Task
Your result should be the lines holding the word "Trees", copied from the entries below.

Given records
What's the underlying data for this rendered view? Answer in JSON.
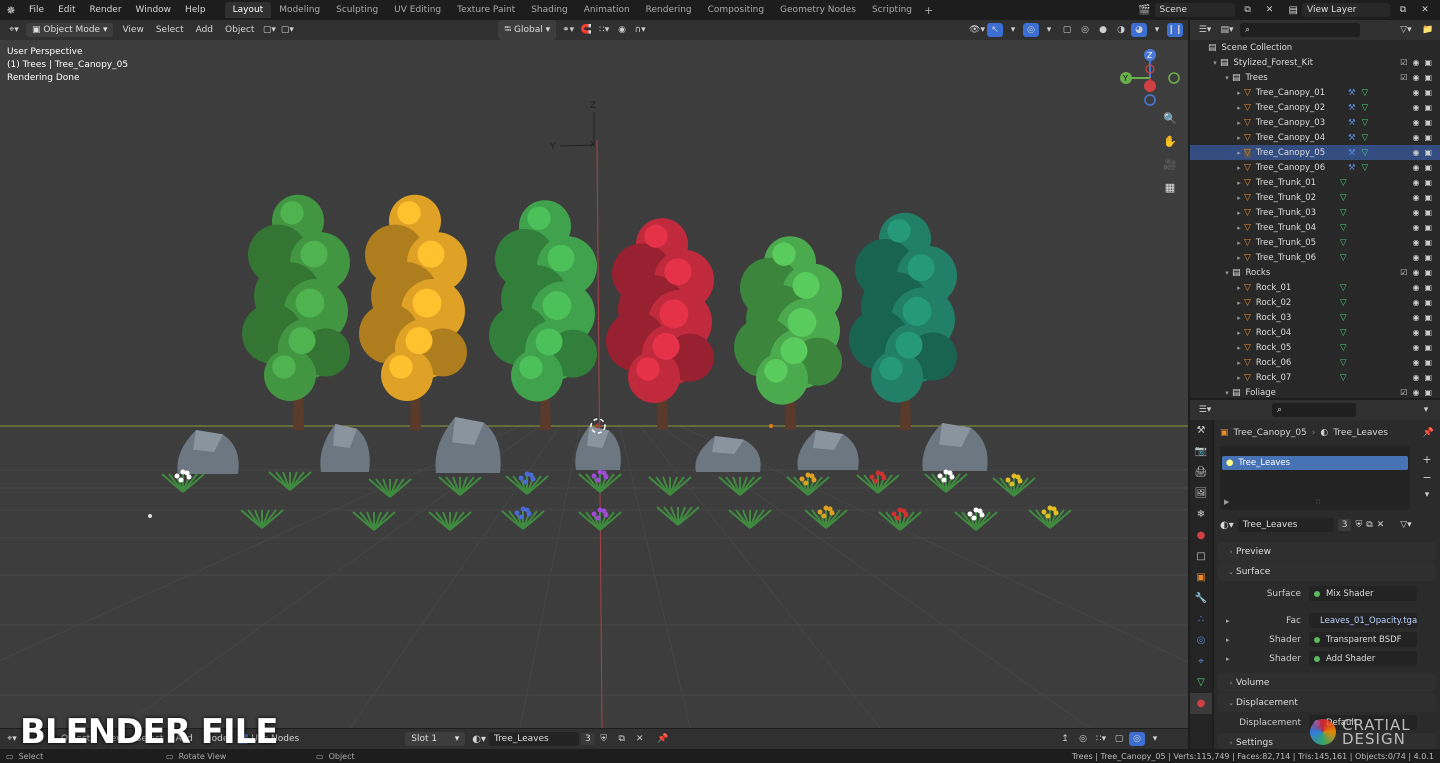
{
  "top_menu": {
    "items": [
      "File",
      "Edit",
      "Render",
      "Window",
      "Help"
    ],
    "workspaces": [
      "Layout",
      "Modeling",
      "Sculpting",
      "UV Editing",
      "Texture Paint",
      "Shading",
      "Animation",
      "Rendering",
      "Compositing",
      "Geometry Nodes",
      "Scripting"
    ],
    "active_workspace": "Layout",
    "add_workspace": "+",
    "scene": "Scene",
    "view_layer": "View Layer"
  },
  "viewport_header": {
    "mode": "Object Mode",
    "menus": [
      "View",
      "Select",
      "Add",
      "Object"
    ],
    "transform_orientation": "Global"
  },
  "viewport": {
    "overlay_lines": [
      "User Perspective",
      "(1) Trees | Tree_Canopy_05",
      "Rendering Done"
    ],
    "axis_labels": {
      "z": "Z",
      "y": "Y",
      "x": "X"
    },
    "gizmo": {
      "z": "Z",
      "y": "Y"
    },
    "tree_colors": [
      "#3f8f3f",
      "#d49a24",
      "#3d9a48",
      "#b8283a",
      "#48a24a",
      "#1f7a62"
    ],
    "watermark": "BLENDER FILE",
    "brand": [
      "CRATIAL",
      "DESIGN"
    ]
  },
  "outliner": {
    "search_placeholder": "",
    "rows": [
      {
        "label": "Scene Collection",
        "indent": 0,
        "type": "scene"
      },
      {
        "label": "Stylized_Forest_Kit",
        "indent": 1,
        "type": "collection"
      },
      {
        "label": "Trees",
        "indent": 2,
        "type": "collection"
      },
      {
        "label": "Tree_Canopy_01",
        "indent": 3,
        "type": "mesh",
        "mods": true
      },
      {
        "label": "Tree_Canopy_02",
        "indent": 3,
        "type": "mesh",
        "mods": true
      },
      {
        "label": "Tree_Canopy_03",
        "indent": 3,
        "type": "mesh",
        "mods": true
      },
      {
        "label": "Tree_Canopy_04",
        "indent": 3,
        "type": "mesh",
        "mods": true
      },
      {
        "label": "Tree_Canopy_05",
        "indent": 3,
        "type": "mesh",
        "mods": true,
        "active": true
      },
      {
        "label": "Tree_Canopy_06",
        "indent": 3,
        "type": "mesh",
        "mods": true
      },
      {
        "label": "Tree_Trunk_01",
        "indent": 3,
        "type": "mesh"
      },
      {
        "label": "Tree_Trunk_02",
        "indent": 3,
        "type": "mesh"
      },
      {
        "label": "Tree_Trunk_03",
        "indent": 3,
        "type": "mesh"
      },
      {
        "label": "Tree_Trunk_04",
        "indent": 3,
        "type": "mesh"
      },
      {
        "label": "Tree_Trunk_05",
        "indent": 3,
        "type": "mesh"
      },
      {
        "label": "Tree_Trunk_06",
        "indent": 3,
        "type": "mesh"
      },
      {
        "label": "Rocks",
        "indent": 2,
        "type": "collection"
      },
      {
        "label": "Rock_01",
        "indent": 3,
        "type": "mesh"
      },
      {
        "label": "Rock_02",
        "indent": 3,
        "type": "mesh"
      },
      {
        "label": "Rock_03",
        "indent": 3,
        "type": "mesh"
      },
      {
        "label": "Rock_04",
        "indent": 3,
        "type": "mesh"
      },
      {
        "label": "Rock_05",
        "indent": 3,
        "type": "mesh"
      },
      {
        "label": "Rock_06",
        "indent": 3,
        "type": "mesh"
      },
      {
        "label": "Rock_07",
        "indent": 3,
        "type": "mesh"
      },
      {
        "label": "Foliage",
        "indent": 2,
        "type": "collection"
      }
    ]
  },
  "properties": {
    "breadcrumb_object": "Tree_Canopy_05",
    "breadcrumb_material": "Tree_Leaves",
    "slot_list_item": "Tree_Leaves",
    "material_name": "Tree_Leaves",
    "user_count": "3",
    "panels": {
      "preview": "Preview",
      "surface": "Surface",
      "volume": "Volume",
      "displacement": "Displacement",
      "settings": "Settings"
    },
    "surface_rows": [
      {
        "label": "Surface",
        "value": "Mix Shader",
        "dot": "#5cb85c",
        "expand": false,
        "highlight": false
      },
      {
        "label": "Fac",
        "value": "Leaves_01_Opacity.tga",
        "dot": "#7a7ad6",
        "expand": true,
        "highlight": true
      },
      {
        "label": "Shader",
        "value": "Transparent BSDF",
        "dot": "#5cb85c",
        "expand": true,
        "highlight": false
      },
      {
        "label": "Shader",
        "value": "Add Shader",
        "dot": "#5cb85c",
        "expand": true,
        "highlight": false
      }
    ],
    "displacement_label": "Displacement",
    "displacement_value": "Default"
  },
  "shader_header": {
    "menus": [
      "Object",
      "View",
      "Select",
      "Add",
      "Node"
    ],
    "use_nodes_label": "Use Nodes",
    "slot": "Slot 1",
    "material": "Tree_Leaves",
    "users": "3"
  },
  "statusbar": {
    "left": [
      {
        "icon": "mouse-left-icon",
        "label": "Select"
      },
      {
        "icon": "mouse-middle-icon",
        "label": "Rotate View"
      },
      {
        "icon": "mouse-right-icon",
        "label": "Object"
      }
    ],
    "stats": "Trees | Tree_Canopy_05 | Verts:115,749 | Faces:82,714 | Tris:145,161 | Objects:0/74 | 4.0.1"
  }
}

Reply to the task
      "(1) Trees | Tree_Canopy_05",
        "label": "Trees",
    "stats": "Trees | Tree_Canopy_05 | Verts:115,749 | Faces:82,714 | Tris:145,161 | Objects:0/74 | 4.0.1"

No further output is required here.